Material provided>
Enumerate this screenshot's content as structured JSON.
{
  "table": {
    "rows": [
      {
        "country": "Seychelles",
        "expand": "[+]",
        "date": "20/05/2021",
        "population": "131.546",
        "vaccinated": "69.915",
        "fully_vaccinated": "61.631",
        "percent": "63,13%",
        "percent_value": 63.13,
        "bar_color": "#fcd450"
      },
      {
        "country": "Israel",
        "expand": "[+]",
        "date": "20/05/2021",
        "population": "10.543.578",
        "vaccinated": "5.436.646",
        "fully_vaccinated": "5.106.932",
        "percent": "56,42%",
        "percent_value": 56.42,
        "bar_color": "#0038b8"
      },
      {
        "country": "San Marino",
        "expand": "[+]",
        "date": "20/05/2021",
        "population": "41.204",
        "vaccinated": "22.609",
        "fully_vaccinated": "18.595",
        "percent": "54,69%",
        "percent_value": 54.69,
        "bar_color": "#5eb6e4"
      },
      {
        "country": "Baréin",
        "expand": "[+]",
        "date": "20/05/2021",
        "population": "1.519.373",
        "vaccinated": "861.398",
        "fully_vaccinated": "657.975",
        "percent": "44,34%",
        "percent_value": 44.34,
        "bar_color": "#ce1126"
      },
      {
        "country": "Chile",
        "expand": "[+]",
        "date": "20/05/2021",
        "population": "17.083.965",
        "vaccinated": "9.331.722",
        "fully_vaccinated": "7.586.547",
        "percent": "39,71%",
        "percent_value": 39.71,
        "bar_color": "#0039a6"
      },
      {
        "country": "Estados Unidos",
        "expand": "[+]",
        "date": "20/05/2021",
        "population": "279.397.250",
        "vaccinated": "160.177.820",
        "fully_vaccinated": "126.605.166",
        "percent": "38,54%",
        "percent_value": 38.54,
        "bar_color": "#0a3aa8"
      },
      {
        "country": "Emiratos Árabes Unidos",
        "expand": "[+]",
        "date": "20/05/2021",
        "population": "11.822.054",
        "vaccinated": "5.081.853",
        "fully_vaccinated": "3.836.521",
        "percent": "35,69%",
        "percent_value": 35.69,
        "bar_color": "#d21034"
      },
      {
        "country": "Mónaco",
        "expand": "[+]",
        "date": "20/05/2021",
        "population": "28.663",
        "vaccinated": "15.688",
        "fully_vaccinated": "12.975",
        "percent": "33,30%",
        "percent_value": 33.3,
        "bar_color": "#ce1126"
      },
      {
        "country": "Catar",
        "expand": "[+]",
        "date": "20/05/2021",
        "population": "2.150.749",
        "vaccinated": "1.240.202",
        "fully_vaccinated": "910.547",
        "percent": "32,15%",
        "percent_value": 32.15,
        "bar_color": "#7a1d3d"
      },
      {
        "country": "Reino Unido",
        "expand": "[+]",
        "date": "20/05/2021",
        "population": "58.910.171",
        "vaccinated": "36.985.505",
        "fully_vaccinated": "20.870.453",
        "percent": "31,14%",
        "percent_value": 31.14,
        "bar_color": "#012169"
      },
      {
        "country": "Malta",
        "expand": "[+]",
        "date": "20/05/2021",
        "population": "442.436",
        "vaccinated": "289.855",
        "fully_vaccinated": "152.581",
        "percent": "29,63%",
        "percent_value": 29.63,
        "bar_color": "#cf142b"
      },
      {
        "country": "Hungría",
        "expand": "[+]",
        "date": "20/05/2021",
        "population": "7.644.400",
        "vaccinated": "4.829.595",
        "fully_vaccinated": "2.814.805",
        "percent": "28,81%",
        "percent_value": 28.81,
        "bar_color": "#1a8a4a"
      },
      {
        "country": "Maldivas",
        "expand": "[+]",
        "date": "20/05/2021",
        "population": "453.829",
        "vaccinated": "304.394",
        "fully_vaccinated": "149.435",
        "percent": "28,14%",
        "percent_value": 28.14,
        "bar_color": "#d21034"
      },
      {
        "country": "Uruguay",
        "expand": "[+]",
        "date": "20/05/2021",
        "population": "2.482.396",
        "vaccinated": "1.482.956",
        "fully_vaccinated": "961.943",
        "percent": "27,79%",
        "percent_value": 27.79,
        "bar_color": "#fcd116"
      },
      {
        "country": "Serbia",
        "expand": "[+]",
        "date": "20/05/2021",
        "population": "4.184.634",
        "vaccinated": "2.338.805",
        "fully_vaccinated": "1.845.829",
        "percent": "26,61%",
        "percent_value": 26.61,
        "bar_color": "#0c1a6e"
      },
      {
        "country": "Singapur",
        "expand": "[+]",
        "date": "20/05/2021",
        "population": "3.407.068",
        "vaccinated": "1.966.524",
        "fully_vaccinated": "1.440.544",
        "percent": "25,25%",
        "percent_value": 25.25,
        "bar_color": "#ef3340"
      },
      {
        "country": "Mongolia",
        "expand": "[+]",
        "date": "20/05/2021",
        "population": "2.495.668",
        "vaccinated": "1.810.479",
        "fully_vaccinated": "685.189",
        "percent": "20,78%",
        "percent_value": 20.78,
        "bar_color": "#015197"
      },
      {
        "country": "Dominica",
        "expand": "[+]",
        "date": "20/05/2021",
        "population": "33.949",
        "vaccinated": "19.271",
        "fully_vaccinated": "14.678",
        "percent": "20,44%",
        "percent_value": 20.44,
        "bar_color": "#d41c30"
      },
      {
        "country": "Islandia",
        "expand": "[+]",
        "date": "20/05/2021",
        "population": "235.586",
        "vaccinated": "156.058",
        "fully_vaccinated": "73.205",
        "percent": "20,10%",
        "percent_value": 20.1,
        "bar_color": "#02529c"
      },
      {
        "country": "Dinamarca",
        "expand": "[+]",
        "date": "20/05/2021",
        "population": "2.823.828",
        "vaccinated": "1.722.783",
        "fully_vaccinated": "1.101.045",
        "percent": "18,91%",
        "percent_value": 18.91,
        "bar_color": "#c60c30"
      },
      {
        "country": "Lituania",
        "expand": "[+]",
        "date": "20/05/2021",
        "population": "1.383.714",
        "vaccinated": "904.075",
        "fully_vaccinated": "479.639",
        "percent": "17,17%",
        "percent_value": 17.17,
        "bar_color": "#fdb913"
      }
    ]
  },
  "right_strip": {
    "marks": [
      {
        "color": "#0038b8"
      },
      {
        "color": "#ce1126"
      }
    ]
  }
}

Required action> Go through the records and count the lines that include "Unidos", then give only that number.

Exercise response> 2